More than half of Britons think the UK will exit the European Union with a bad deal, new polling suggests.
Research by Professor John Curtice suggests the public has become more critical of negotiations and more pessimistic about the consequences of Brexit – even among those that voted to leave.
Of the 2200 people surveyed, 52% think Britain will get a bad deal – up from 37% in February. The proportion of Leave voters who think the UK will get a good Brexit deal has fallen from 51% to 28%.
Some 61% said the Government is handling negotiations badly – up from 41% in February. Those thinking the EU is handling talks badly has also risen from 47% to 57%.
Carried out for the National Centre for Social Research’s website, “What UK Thinks: EU,” the study also found just 21% of Leave voters think the Government has handled the Brexit negotiations well, compared to 42% in February.

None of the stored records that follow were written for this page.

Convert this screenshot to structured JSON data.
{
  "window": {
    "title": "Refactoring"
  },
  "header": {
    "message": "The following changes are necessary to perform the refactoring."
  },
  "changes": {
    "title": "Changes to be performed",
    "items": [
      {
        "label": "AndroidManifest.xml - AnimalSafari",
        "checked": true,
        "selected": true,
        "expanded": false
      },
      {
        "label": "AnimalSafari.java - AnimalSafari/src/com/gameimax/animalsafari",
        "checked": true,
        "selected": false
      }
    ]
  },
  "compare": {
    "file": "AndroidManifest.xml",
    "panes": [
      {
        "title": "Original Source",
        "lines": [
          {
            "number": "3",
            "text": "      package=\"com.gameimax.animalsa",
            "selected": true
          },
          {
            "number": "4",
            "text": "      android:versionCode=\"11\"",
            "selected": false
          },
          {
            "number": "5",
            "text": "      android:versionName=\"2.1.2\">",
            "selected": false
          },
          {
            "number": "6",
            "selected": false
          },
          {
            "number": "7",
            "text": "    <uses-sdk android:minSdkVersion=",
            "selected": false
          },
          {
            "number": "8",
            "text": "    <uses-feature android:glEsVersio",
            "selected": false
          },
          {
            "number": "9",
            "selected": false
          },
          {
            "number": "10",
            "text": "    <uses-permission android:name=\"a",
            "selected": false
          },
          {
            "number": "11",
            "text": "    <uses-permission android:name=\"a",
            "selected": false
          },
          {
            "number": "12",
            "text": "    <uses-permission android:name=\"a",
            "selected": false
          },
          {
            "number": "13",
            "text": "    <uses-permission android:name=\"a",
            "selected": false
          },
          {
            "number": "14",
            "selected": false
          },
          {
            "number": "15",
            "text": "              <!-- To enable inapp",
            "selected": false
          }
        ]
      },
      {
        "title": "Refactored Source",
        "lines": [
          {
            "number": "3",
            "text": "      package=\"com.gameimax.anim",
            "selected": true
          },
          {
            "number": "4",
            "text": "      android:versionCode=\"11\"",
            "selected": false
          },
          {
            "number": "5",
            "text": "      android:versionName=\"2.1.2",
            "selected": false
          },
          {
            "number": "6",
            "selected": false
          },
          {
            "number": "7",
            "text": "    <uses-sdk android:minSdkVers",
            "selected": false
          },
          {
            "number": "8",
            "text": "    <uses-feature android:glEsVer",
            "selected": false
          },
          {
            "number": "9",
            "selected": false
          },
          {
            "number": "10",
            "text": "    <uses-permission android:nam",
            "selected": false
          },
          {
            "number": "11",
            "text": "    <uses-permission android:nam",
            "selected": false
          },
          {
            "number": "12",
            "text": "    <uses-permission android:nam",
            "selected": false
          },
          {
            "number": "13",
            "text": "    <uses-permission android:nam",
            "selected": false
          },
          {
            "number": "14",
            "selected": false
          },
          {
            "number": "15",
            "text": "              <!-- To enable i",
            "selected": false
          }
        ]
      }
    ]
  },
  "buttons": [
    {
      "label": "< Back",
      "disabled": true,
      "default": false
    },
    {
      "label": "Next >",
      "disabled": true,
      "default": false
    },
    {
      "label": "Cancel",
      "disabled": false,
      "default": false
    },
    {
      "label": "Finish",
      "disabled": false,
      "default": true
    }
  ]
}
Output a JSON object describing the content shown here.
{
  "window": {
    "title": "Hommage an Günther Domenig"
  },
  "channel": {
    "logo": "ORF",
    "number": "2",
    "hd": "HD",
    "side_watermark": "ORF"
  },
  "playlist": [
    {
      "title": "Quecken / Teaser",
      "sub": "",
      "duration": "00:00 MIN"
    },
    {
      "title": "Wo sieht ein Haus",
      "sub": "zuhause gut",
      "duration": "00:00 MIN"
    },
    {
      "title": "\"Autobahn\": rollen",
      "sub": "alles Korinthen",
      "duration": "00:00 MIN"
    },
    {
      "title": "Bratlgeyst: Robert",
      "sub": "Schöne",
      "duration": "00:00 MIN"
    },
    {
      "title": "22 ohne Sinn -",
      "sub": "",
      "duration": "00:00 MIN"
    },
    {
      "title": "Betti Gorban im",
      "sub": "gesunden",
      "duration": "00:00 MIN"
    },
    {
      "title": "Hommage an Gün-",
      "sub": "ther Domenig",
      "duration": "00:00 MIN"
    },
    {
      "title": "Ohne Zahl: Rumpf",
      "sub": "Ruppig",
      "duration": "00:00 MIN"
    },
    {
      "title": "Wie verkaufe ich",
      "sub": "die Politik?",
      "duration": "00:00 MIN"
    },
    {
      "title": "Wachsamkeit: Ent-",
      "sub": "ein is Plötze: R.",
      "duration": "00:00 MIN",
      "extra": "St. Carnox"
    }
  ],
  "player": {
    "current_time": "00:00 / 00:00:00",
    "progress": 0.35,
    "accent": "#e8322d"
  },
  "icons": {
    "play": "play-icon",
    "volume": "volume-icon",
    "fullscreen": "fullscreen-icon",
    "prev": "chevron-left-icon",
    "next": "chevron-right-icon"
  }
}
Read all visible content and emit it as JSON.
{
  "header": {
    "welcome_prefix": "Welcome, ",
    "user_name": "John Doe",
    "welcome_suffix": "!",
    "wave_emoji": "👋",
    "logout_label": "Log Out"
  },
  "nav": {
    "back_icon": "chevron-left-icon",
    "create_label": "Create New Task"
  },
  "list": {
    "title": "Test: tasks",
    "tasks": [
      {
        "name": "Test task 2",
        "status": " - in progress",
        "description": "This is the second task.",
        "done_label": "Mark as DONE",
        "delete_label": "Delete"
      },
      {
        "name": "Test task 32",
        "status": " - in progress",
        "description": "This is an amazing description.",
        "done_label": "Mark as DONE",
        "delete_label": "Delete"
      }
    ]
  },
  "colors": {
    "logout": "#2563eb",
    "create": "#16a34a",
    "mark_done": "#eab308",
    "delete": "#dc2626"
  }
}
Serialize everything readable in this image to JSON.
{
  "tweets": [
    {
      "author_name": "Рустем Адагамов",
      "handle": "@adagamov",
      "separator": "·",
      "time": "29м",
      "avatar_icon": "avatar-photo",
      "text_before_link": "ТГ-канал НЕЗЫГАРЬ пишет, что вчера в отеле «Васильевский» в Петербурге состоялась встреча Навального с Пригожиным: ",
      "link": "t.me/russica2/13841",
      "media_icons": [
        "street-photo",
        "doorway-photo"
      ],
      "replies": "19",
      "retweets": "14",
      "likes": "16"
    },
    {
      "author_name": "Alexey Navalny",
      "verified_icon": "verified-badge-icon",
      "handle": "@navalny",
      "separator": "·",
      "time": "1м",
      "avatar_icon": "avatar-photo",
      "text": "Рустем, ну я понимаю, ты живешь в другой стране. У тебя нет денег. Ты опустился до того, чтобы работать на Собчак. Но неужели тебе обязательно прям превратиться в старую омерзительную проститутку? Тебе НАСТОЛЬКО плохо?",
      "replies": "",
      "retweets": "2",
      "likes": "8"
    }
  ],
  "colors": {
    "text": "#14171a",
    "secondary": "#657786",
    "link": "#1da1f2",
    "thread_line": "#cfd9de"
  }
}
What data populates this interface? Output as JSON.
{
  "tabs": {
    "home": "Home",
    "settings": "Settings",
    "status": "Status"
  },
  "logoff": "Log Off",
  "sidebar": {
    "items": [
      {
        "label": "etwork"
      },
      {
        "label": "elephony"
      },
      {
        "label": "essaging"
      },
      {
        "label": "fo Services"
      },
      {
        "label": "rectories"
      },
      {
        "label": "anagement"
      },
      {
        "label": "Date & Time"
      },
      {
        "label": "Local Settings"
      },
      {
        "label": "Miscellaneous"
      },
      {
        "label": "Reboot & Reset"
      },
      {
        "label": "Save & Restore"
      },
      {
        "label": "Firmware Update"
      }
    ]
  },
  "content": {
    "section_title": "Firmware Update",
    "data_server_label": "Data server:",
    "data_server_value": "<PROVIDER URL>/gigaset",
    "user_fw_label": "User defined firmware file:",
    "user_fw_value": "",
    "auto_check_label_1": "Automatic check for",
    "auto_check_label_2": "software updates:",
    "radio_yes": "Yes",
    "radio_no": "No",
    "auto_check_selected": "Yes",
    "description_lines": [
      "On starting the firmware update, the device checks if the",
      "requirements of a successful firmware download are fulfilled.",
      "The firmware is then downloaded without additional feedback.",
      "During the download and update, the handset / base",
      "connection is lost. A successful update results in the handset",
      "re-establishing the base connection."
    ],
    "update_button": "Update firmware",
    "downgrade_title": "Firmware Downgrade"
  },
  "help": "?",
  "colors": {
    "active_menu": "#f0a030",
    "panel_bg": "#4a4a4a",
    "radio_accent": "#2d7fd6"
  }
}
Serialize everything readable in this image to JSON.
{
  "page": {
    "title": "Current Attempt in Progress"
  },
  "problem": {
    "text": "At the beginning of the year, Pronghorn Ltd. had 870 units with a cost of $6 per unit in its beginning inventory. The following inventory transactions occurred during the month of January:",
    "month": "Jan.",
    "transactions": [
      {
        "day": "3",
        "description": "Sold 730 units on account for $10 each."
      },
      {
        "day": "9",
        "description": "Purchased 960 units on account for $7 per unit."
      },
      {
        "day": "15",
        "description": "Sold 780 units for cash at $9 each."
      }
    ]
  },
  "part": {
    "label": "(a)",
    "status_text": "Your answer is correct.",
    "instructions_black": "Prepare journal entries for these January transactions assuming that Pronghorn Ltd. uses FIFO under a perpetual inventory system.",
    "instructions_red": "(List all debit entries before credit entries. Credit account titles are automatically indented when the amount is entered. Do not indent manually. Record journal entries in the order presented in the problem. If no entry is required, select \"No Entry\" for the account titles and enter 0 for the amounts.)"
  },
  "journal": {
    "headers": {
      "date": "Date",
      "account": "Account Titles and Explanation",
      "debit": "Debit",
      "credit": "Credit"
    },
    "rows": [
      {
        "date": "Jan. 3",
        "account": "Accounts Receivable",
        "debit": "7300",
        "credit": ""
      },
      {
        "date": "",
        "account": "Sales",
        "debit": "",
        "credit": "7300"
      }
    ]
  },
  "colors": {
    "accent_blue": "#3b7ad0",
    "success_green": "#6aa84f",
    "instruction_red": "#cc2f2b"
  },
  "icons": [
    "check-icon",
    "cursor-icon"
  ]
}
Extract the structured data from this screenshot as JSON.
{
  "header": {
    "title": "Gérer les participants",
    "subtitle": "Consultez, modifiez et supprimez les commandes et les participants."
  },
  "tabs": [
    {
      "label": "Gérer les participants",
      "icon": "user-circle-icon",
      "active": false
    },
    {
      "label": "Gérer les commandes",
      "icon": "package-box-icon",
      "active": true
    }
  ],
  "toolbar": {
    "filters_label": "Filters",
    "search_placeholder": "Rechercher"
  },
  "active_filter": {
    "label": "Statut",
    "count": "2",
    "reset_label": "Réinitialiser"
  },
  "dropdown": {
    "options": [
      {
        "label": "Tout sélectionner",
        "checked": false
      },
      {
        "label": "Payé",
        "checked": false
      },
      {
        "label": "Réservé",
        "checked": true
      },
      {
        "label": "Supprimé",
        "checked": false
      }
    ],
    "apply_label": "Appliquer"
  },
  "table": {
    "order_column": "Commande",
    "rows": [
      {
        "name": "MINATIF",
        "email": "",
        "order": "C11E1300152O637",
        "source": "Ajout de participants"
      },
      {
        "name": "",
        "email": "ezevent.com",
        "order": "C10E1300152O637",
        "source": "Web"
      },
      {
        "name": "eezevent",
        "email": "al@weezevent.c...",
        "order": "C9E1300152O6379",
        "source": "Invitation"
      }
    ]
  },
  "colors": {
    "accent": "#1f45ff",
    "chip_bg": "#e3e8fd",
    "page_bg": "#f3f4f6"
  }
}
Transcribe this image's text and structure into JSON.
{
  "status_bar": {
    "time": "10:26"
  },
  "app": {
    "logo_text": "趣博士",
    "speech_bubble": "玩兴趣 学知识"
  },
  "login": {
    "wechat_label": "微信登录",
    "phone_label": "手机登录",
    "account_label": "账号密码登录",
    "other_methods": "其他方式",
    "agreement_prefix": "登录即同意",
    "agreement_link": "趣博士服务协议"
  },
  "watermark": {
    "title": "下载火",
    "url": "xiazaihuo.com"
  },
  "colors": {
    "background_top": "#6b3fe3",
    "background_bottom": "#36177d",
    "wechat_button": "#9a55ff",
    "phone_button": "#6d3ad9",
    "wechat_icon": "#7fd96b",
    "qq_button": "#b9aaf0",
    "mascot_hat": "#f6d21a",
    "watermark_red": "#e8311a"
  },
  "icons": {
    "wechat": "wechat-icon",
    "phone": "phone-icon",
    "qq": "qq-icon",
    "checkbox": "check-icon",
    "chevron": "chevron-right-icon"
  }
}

“It might be thought the increased pessimism is primarily the result of Remain voters becoming increasingly disenchanted with the Brexit process,” said NatCen senior research fellow Curtice.
“However, this is not what has happened. Rather, pessimism has become much more widespread amongst those who voted Leave.”
However, public opinion on what kind of Brexit Britain should be seeking has changed little in the last 12 months, with the proportion who think the country should “definitely” or “probably” allow freedom of movement for EU citizens in return for securing free trade dropping from 54% in February to 53%.
Curtice said the findings show a growing disappointment with the process of leaving the EU, though this will not necessarily persuade voters to change their minds about whether leaving the EU is a good idea.
“So far, at least, voters seem inclined to blame the actors in the Brexit process for their perceived failure to be delivering what voters want rather than draw the conclusion that the act of leaving is misguided.
“A difficult Brexit could simply prove politically costly for Mrs May and her beleaguered government rather than a catalyst for a change of heart on Brexit.”